– What was the London scene like then and what’s it like now? What continuities and differences exist two years on?

The basic evolution of has proved to be quicker than that of photography and video and it is now heading towards normalisation. The heroic times are now over and – though many still don’t know what it is and tend to mistake it for any creative online phenomenon – it has already cut out its turf within the mechanism of art. Two years ago Auto-Illustrator won Transmediale in the software art category and it is now selling at 100 dollars …. it’s not the price nor are there any ethical considerations – all artists will charge for their work – so its totally legitimate to charge for a work of software art.
Nevertheless, we must acknowledge the power that the mechanism of the art system has and its capacity to encompass and codify experiences which promise to be profitable.
As regards the London Calling projects and the way the artist of this selection have evolved, we feel that two years on it still totally contemporary. London Calling still represents a realistic overview of artistic creation linked to the Web in London and also throughout the UK as a whole. To a greater or lesser extent, all these artists are still active and new initiatives and new groups that have sprung up seem to be directing their research more towards web design and its expressive possibilities, a little along the lines of the experiments with Flash by Danny Brown and Stanza.


– Have any changes been made to the selection you exhibited during the Sónar 2001 festival in order to accommodate this phenomenon to what you are presenting within the framework of SonarOnline?

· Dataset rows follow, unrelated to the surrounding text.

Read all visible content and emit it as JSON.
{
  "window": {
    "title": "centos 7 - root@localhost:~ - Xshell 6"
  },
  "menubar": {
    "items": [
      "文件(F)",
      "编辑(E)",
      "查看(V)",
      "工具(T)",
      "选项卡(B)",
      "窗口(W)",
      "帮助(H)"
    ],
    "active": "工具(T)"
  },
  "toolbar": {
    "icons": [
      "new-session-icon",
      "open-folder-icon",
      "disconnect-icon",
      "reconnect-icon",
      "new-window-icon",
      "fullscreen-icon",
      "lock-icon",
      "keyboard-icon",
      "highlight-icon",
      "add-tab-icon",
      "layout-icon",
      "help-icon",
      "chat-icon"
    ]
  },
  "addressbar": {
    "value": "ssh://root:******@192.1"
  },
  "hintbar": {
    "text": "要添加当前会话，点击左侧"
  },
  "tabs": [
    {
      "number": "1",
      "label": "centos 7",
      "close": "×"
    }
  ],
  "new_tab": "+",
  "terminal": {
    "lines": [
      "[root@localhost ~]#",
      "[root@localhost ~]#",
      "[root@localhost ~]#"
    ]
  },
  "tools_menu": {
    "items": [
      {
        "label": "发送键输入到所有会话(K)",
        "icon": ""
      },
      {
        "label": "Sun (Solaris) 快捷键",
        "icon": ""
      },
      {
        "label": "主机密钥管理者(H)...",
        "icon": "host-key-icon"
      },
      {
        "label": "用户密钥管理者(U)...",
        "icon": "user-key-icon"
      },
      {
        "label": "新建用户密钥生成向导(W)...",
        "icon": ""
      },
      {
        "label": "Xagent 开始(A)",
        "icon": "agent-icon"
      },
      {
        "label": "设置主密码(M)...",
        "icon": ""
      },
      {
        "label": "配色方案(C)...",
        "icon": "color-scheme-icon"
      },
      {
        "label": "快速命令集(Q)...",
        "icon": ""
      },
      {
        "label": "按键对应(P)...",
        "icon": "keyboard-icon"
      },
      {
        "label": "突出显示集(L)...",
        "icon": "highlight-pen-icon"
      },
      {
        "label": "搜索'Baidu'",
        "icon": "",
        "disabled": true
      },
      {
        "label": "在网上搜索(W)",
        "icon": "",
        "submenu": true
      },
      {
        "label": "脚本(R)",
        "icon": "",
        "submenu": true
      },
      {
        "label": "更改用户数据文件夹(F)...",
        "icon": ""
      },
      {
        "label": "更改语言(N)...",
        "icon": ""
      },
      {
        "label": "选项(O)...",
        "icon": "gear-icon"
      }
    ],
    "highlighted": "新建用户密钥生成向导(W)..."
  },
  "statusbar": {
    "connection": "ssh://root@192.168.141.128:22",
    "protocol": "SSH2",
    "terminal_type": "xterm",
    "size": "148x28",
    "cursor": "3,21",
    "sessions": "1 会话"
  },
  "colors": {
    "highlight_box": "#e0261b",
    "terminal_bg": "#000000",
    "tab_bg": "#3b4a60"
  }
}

There are changes due to the fragile nature of the medium, its processing characteristics and its close relationship with hardware and software systems that have quickly become obsolete. The problem with all and online artistic creation lies precisely in its conservation and even more in being able to visualise it properly. There are several cases where web projects were conceived to take advantage of the characteristics of certain programmes. It is well known that some artists actually did work around turning an error into an artistic phenomenon. An error resulting from the use of a html programming code with commercial navigators that had certain limitations at the time. Of course, as years go by and new navigators come out these projects lose their meaning because, once they have been loaded, they cannot reproduce the effect the artist wanted on the screen. Getting back to London Calling, all the projects are visible except for the interactive console of Coldcut, a project that was carried out by a commercial company whose web development policy did not contemplate the conservation of works of net art. The project disappeared exactly one month after the presentation of London Calling and it has never been seen ever since. Nevertheless, for London Calling 2003 we wanted to maintain the original link.


– Is there anything else you would like to add?

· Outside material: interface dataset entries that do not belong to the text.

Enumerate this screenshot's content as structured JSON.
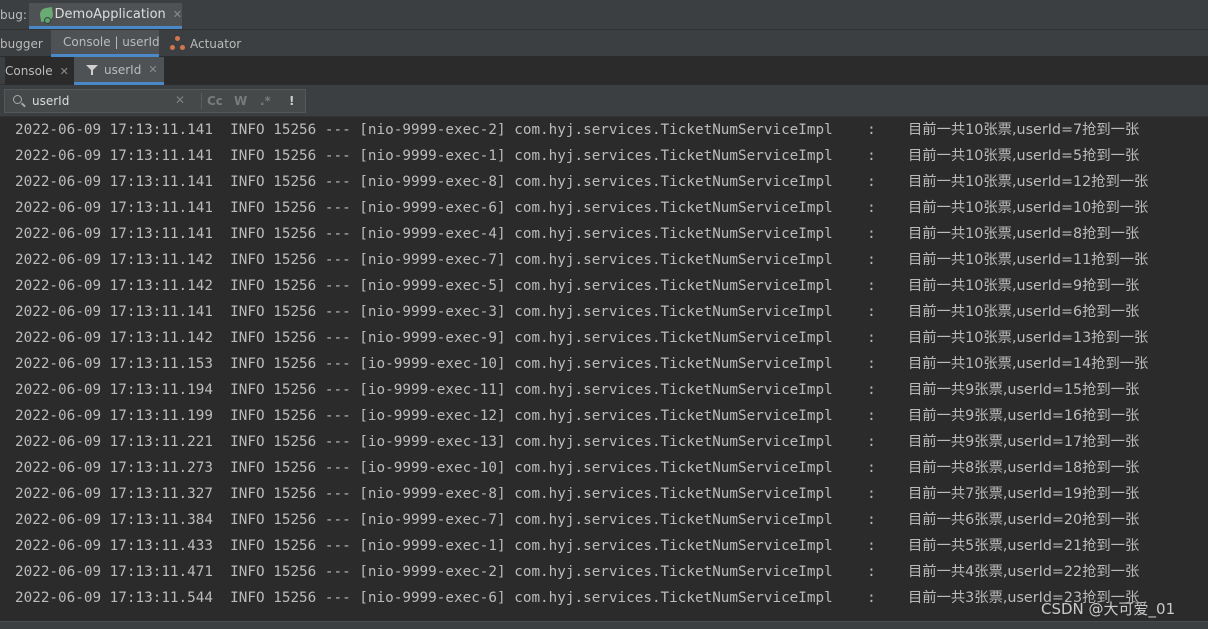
{
  "header": {
    "debug_prefix": "bug:",
    "run_tab": {
      "label": "DemoApplication",
      "close": "✕"
    }
  },
  "subtabs": {
    "debugger": "bugger",
    "console_userid": "Console | userId",
    "actuator": "Actuator"
  },
  "console_tabs": {
    "console": {
      "label": "Console",
      "close": "✕"
    },
    "filter": {
      "label": "userId",
      "close": "✕"
    }
  },
  "search": {
    "value": "userId",
    "clear": "✕",
    "match_case": "Cc",
    "words": "W",
    "regex": ".*",
    "filter_toggle": "!"
  },
  "log": [
    {
      "prefix": "2022-06-09 17:13:11.141  INFO 15256 --- [nio-9999-exec-2] com.hyj.services.TicketNumServiceImpl    : ",
      "message": "目前一共10张票,userId=7抢到一张"
    },
    {
      "prefix": "2022-06-09 17:13:11.141  INFO 15256 --- [nio-9999-exec-1] com.hyj.services.TicketNumServiceImpl    : ",
      "message": "目前一共10张票,userId=5抢到一张"
    },
    {
      "prefix": "2022-06-09 17:13:11.141  INFO 15256 --- [nio-9999-exec-8] com.hyj.services.TicketNumServiceImpl    : ",
      "message": "目前一共10张票,userId=12抢到一张"
    },
    {
      "prefix": "2022-06-09 17:13:11.141  INFO 15256 --- [nio-9999-exec-6] com.hyj.services.TicketNumServiceImpl    : ",
      "message": "目前一共10张票,userId=10抢到一张"
    },
    {
      "prefix": "2022-06-09 17:13:11.141  INFO 15256 --- [nio-9999-exec-4] com.hyj.services.TicketNumServiceImpl    : ",
      "message": "目前一共10张票,userId=8抢到一张"
    },
    {
      "prefix": "2022-06-09 17:13:11.142  INFO 15256 --- [nio-9999-exec-7] com.hyj.services.TicketNumServiceImpl    : ",
      "message": "目前一共10张票,userId=11抢到一张"
    },
    {
      "prefix": "2022-06-09 17:13:11.142  INFO 15256 --- [nio-9999-exec-5] com.hyj.services.TicketNumServiceImpl    : ",
      "message": "目前一共10张票,userId=9抢到一张"
    },
    {
      "prefix": "2022-06-09 17:13:11.141  INFO 15256 --- [nio-9999-exec-3] com.hyj.services.TicketNumServiceImpl    : ",
      "message": "目前一共10张票,userId=6抢到一张"
    },
    {
      "prefix": "2022-06-09 17:13:11.142  INFO 15256 --- [nio-9999-exec-9] com.hyj.services.TicketNumServiceImpl    : ",
      "message": "目前一共10张票,userId=13抢到一张"
    },
    {
      "prefix": "2022-06-09 17:13:11.153  INFO 15256 --- [io-9999-exec-10] com.hyj.services.TicketNumServiceImpl    : ",
      "message": "目前一共10张票,userId=14抢到一张"
    },
    {
      "prefix": "2022-06-09 17:13:11.194  INFO 15256 --- [io-9999-exec-11] com.hyj.services.TicketNumServiceImpl    : ",
      "message": "目前一共9张票,userId=15抢到一张"
    },
    {
      "prefix": "2022-06-09 17:13:11.199  INFO 15256 --- [io-9999-exec-12] com.hyj.services.TicketNumServiceImpl    : ",
      "message": "目前一共9张票,userId=16抢到一张"
    },
    {
      "prefix": "2022-06-09 17:13:11.221  INFO 15256 --- [io-9999-exec-13] com.hyj.services.TicketNumServiceImpl    : ",
      "message": "目前一共9张票,userId=17抢到一张"
    },
    {
      "prefix": "2022-06-09 17:13:11.273  INFO 15256 --- [io-9999-exec-10] com.hyj.services.TicketNumServiceImpl    : ",
      "message": "目前一共8张票,userId=18抢到一张"
    },
    {
      "prefix": "2022-06-09 17:13:11.327  INFO 15256 --- [nio-9999-exec-8] com.hyj.services.TicketNumServiceImpl    : ",
      "message": "目前一共7张票,userId=19抢到一张"
    },
    {
      "prefix": "2022-06-09 17:13:11.384  INFO 15256 --- [nio-9999-exec-7] com.hyj.services.TicketNumServiceImpl    : ",
      "message": "目前一共6张票,userId=20抢到一张"
    },
    {
      "prefix": "2022-06-09 17:13:11.433  INFO 15256 --- [nio-9999-exec-1] com.hyj.services.TicketNumServiceImpl    : ",
      "message": "目前一共5张票,userId=21抢到一张"
    },
    {
      "prefix": "2022-06-09 17:13:11.471  INFO 15256 --- [nio-9999-exec-2] com.hyj.services.TicketNumServiceImpl    : ",
      "message": "目前一共4张票,userId=22抢到一张"
    },
    {
      "prefix": "2022-06-09 17:13:11.544  INFO 15256 --- [nio-9999-exec-6] com.hyj.services.TicketNumServiceImpl    : ",
      "message": "目前一共3张票,userId=23抢到一张"
    }
  ],
  "watermark": "CSDN @大可爱_01",
  "colors": {
    "console_bg": "#2b2b2b",
    "toolbar_bg": "#3c3f41",
    "active_tab_underline": "#4a88c7",
    "text": "#bbbbbb"
  },
  "icons": {
    "run_tab": "spring-app-icon",
    "actuator": "actuator-icon",
    "filter_tab": "funnel-icon",
    "search": "search-icon"
  }
}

The madness of the war policy of the United States – and their use of arms of mass destruction – supported by Great Britain and Spain with the conniving complicity of other major powers of the world has placed us in an extremely serious situation. No one can remain indifferent to this emergency and even less so from the world of culture. We must say NO TO WAR and struggle so that Bush, Blair and Aznar are tried for infringing international legality… and if they persist, for crimes against humanity.

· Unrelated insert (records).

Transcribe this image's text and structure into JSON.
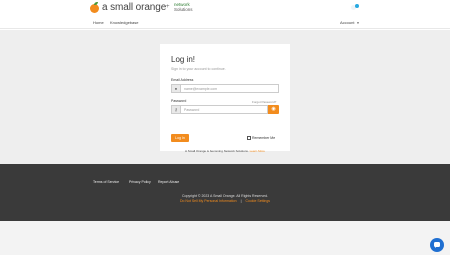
{
  "header": {
    "brand": "a small orange",
    "plus": "+",
    "partner_line1": "network",
    "partner_line2": "Solutions"
  },
  "nav": {
    "home": "Home",
    "knowledgebase": "Knowledgebase",
    "account": "Account",
    "account_caret": "▼"
  },
  "login": {
    "title": "Log in!",
    "subtitle": "Sign in to your account to continue.",
    "email_label": "Email Address",
    "email_placeholder": "name@example.com",
    "password_label": "Password",
    "forgot_label": "Forgot Password?",
    "password_placeholder": "Password",
    "login_button": "Log In",
    "remember_label": "Remember Me"
  },
  "brand_note": {
    "text": "A Small Orange is becoming Network Solutions.",
    "link": "Learn More"
  },
  "footer": {
    "terms": "Terms of Service",
    "privacy": "Privacy Policy",
    "report_abuse": "Report Abuse",
    "copyright": "Copyright © 2023 A Small Orange. All Rights Reserved.",
    "do_not_sell": "Do Not Sell My Personal Information",
    "separator": "|",
    "cookie_settings": "Cookie Settings"
  },
  "colors": {
    "accent": "#f28c1e",
    "footer_bg": "#3a3a3a",
    "chat": "#1f6fd1"
  }
}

Net.artists have made their voices heard and Andrew Forbes – one of the artists of London Calling– has launched THE>WARTIME< PROJECT (Lost link, only at in order to bring together creative reflections on the theme of war. The initiative involves almost a hundred artists, including some of the most representative names of international The>Wartime< Project works using an interface designed by Forbes with a representation of the world (users can choose between a two and a three dimensional one) where there are links to all the projects of participating artists according to their city of origin. To access the works the user must first carry out small virtual bombings: the chosen work becomes the target, the map of the world is amplified as in a simulation of an air attack and, when the bomb reaches its target, the project unfolds in front of the viewer.